THE TASK
Give back every record that follows, exactly as written.

DATA SHOWN
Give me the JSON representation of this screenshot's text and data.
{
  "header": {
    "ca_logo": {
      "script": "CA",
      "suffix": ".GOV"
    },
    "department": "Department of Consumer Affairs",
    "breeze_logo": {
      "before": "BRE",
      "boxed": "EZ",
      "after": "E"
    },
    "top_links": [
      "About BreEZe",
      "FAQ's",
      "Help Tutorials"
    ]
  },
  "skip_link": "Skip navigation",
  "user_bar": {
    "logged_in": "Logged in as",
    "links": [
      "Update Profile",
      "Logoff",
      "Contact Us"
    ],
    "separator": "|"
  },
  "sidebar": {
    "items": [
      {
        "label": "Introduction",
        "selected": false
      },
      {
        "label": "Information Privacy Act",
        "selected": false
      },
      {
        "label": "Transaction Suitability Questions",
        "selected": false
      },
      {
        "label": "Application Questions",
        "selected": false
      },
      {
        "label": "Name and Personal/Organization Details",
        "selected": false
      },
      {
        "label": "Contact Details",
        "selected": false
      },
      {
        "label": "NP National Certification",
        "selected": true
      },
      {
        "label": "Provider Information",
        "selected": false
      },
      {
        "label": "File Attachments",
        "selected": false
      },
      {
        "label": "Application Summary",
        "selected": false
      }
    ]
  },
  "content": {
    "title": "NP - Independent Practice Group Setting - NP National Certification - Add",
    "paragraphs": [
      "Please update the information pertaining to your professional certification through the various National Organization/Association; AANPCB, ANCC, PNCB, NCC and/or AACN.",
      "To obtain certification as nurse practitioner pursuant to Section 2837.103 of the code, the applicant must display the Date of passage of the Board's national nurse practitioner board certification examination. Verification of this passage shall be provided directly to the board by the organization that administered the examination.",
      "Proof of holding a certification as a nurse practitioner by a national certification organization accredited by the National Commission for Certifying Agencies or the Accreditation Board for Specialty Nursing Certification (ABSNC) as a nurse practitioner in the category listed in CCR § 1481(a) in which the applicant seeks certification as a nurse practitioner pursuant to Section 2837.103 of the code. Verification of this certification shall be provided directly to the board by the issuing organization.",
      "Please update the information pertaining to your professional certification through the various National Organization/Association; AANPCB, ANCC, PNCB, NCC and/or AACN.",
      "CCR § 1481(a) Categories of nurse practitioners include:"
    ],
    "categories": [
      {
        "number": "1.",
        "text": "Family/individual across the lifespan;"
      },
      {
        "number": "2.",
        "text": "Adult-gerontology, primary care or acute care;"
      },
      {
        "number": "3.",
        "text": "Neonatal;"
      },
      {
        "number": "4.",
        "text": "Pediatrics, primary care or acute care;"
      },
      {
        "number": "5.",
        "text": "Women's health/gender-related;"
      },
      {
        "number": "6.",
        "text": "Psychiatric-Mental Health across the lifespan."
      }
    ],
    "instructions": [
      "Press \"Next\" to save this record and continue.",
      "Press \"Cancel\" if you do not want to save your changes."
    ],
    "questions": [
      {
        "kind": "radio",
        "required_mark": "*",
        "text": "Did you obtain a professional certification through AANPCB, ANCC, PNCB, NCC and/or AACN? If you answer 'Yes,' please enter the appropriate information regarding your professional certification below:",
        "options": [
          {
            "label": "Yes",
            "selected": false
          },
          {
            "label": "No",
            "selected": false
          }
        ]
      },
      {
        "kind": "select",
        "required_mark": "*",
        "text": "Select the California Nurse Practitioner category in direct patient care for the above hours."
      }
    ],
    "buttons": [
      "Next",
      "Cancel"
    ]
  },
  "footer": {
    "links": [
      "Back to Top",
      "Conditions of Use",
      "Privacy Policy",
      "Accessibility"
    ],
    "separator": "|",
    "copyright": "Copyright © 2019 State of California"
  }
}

EXERCISE OUTPUT
Give me the JSON representation of this screenshot's text and data.
{
  "header": {
    "ca_logo": {
      "script": "CA",
      "suffix": ".GOV"
    },
    "department": "Department of Consumer Affairs",
    "breeze_logo": {
      "before": "BRE",
      "boxed": "EZ",
      "after": "E"
    },
    "top_links": [
      "About BreEZe",
      "FAQ's",
      "Help Tutorials"
    ]
  },
  "skip_link": "Skip navigation",
  "user_bar": {
    "logged_in": "Logged in as",
    "links": [
      "Update Profile",
      "Logoff",
      "Contact Us"
    ],
    "separator": "|"
  },
  "sidebar": {
    "items": [
      {
        "label": "Introduction",
        "selected": false
      },
      {
        "label": "Information Privacy Act",
        "selected": false
      },
      {
        "label": "Transaction Suitability Questions",
        "selected": false
      },
      {
        "label": "Application Questions",
        "selected": false
      },
      {
        "label": "Name and Personal/Organization Details",
        "selected": false
      },
      {
        "label": "Contact Details",
        "selected": false
      },
      {
        "label": "NP National Certification",
        "selected": true
      },
      {
        "label": "Provider Information",
        "selected": false
      },
      {
        "label": "File Attachments",
        "selected": false
      },
      {
        "label": "Application Summary",
        "selected": false
      }
    ]
  },
  "content": {
    "title": "NP - Independent Practice Group Setting - NP National Certification - Add",
    "paragraphs": [
      "Please update the information pertaining to your professional certification through the various National Organization/Association; AANPCB, ANCC, PNCB, NCC and/or AACN.",
      "To obtain certification as nurse practitioner pursuant to Section 2837.103 of the code, the applicant must display the Date of passage of the Board's national nurse practitioner board certification examination. Verification of this passage shall be provided directly to the board by the organization that administered the examination.",
      "Proof of holding a certification as a nurse practitioner by a national certification organization accredited by the National Commission for Certifying Agencies or the Accreditation Board for Specialty Nursing Certification (ABSNC) as a nurse practitioner in the category listed in CCR § 1481(a) in which the applicant seeks certification as a nurse practitioner pursuant to Section 2837.103 of the code. Verification of this certification shall be provided directly to the board by the issuing organization.",
      "Please update the information pertaining to your professional certification through the various National Organization/Association; AANPCB, ANCC, PNCB, NCC and/or AACN.",
      "CCR § 1481(a) Categories of nurse practitioners include:"
    ],
    "categories": [
      {
        "number": "1.",
        "text": "Family/individual across the lifespan;"
      },
      {
        "number": "2.",
        "text": "Adult-gerontology, primary care or acute care;"
      },
      {
        "number": "3.",
        "text": "Neonatal;"
      },
      {
        "number": "4.",
        "text": "Pediatrics, primary care or acute care;"
      },
      {
        "number": "5.",
        "text": "Women's health/gender-related;"
      },
      {
        "number": "6.",
        "text": "Psychiatric-Mental Health across the lifespan."
      }
    ],
    "instructions": [
      "Press \"Next\" to save this record and continue.",
      "Press \"Cancel\" if you do not want to save your changes."
    ],
    "questions": [
      {
        "kind": "radio",
        "required_mark": "*",
        "text": "Did you obtain a professional certification through AANPCB, ANCC, PNCB, NCC and/or AACN? If you answer 'Yes,' please enter the appropriate information regarding your professional certification below:",
        "options": [
          {
            "label": "Yes",
            "selected": false
          },
          {
            "label": "No",
            "selected": false
          }
        ]
      },
      {
        "kind": "select",
        "required_mark": "*",
        "text": "Select the California Nurse Practitioner category in direct patient care for the above hours."
      }
    ],
    "buttons": [
      "Next",
      "Cancel"
    ]
  },
  "footer": {
    "links": [
      "Back to Top",
      "Conditions of Use",
      "Privacy Policy",
      "Accessibility"
    ],
    "separator": "|",
    "copyright": "Copyright © 2019 State of California"
  }
}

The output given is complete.